Listed records:

————————

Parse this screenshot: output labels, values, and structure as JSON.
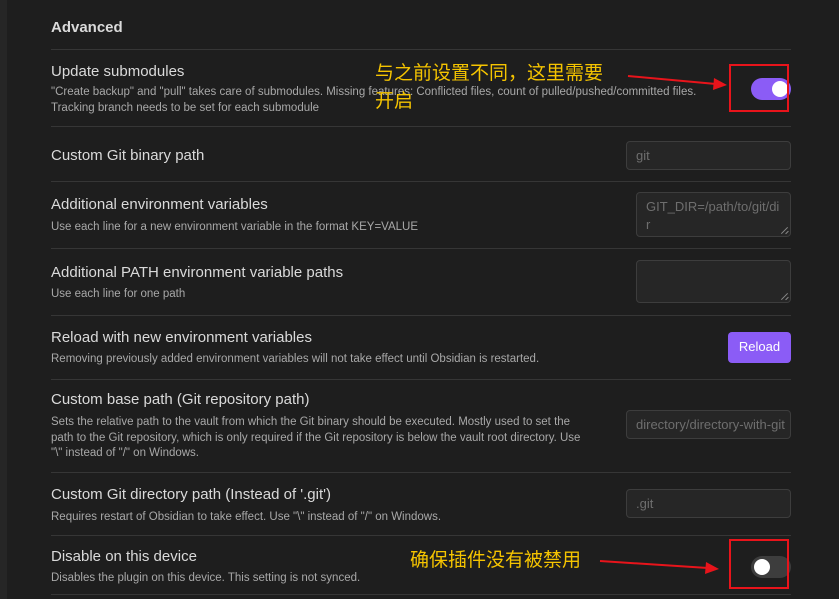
{
  "section_title": "Advanced",
  "settings": [
    {
      "name": "Update submodules",
      "desc": [
        "\"Create backup\" and \"pull\" takes care of submodules. Missing features: Conflicted files, count of pulled/pushed/committed files.",
        "Tracking branch needs to be set for each submodule"
      ]
    },
    {
      "name": "Custom Git binary path",
      "placeholder": "git"
    },
    {
      "name": "Additional environment variables",
      "desc": [
        "Use each line for a new environment variable in the format KEY=VALUE"
      ],
      "placeholder": "GIT_DIR=/path/to/git/dir"
    },
    {
      "name": "Additional PATH environment variable paths",
      "desc": [
        "Use each line for one path"
      ],
      "placeholder": ""
    },
    {
      "name": "Reload with new environment variables",
      "desc": [
        "Removing previously added environment variables will not take effect until Obsidian is restarted."
      ],
      "button_label": "Reload"
    },
    {
      "name": "Custom base path (Git repository path)",
      "desc": [
        "Sets the relative path to the vault from which the Git binary should be executed. Mostly used to set the",
        "path to the Git repository, which is only required if the Git repository is below the vault root directory. Use",
        "\"\\\" instead of \"/\" on Windows."
      ],
      "placeholder": "directory/directory-with-git"
    },
    {
      "name": "Custom Git directory path (Instead of '.git')",
      "desc": [
        "Requires restart of Obsidian to take effect. Use \"\\\" instead of \"/\" on Windows."
      ],
      "placeholder": ".git"
    },
    {
      "name": "Disable on this device",
      "desc": [
        "Disables the plugin on this device. This setting is not synced."
      ]
    }
  ],
  "toggles": {
    "update_submodules": true,
    "disable_on_device": false
  },
  "annotations": {
    "note_submodules": [
      "与之前设置不同，这里需要",
      "开启"
    ],
    "note_disable": "确保插件没有被禁用"
  },
  "colors": {
    "accent": "#8b5cf6",
    "annotation_text": "#f5c400",
    "annotation_mark": "#e8141b",
    "background": "#1e1e1e"
  }
}
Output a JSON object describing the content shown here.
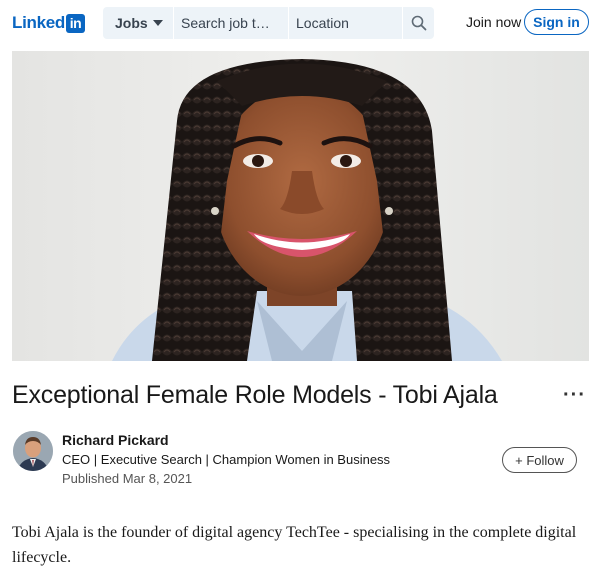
{
  "brand": {
    "word": "Linked",
    "box": "in",
    "color": "#0a66c2"
  },
  "nav": {
    "jobs_label": "Jobs",
    "keyword_placeholder": "Search job t…",
    "location_placeholder": "Location",
    "search_icon": "search-icon",
    "join_label": "Join now",
    "signin_label": "Sign in"
  },
  "hero": {
    "description_icon": "profile-photo"
  },
  "article": {
    "title": "Exceptional Female Role Models - Tobi Ajala",
    "more_label": "···",
    "author": {
      "name": "Richard Pickard",
      "headline": "CEO | Executive Search | Champion Women in Business",
      "published": "Published Mar 8, 2021"
    },
    "follow_label": "+ Follow",
    "body": "Tobi Ajala is the founder of digital agency TechTee - specialising in the complete digital lifecycle."
  }
}
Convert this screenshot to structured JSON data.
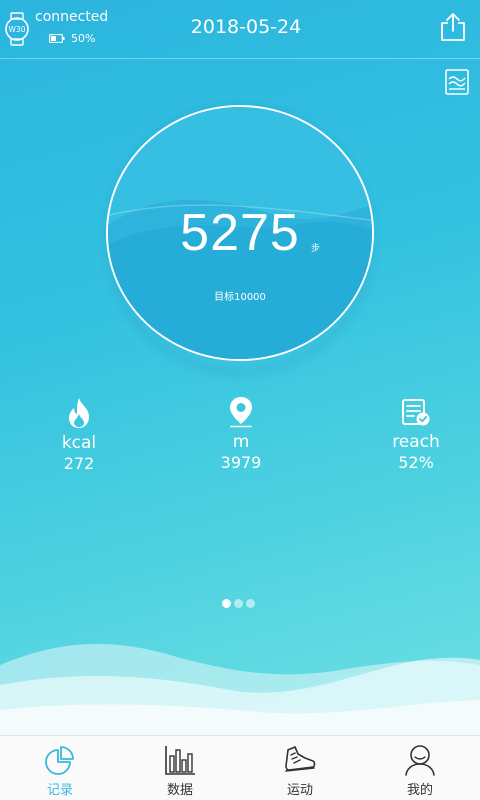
{
  "header": {
    "device_name": "W30",
    "connection_status": "connected",
    "battery_percent": "50%",
    "date": "2018-05-24"
  },
  "summary": {
    "steps": "5275",
    "steps_unit": "步",
    "goal": "目标10000"
  },
  "stats": [
    {
      "icon": "flame-icon",
      "label": "kcal",
      "value": "272"
    },
    {
      "icon": "location-pin-icon",
      "label": "m",
      "value": "3979"
    },
    {
      "icon": "checklist-icon",
      "label": "reach",
      "value": "52%"
    }
  ],
  "pager": {
    "active_index": 0,
    "count": 3
  },
  "tabs": [
    {
      "label": "记录",
      "icon": "pie-chart-icon",
      "active": true
    },
    {
      "label": "数据",
      "icon": "bar-chart-icon",
      "active": false
    },
    {
      "label": "运动",
      "icon": "sneaker-icon",
      "active": false
    },
    {
      "label": "我的",
      "icon": "person-icon",
      "active": false
    }
  ],
  "colors": {
    "accent": "#39b8de",
    "background_top": "#2bb5df",
    "background_bottom": "#6fe0e3"
  }
}
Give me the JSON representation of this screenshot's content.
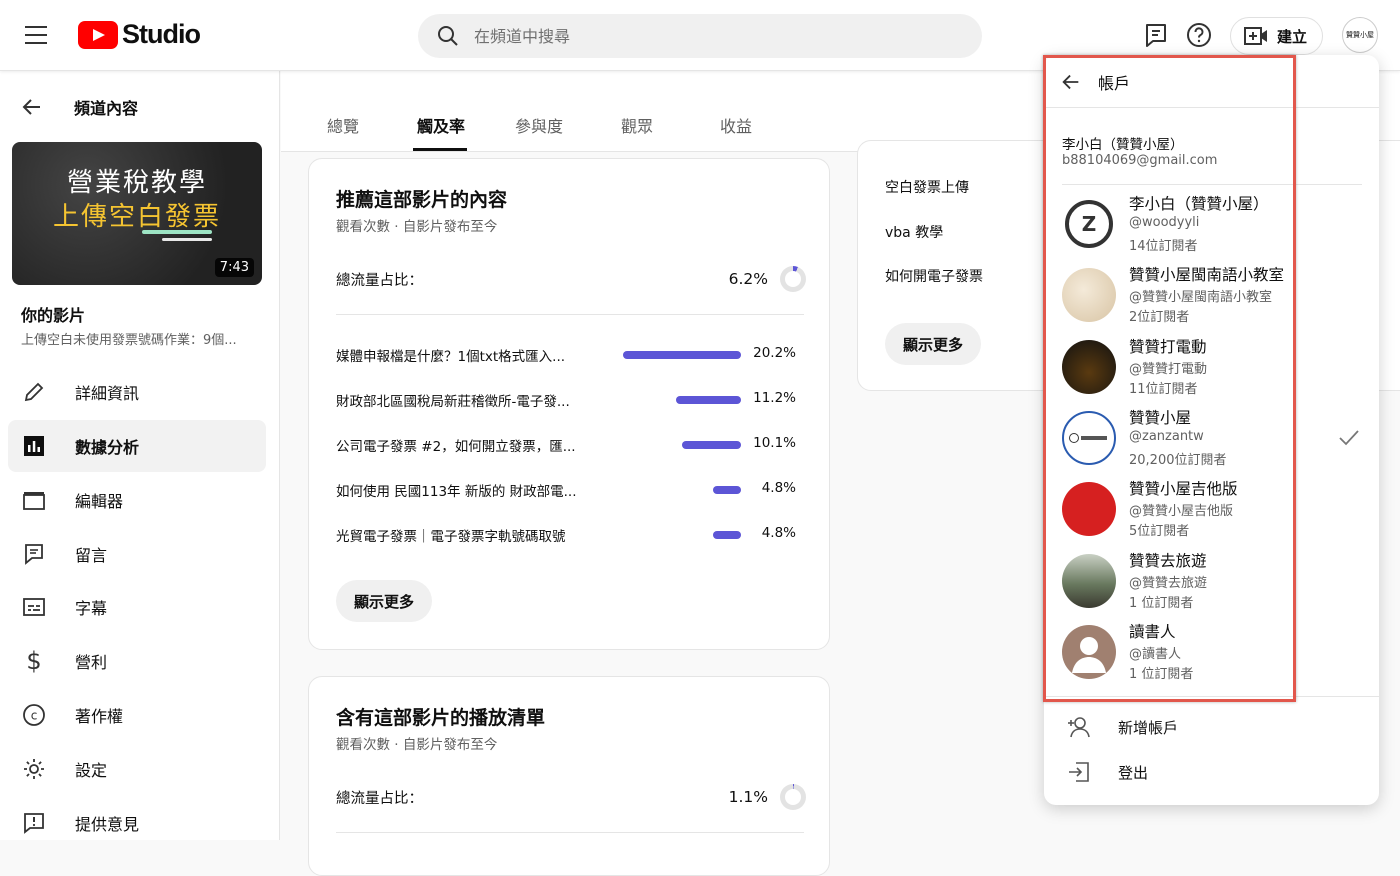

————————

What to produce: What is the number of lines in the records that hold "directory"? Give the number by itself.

Your solution: 3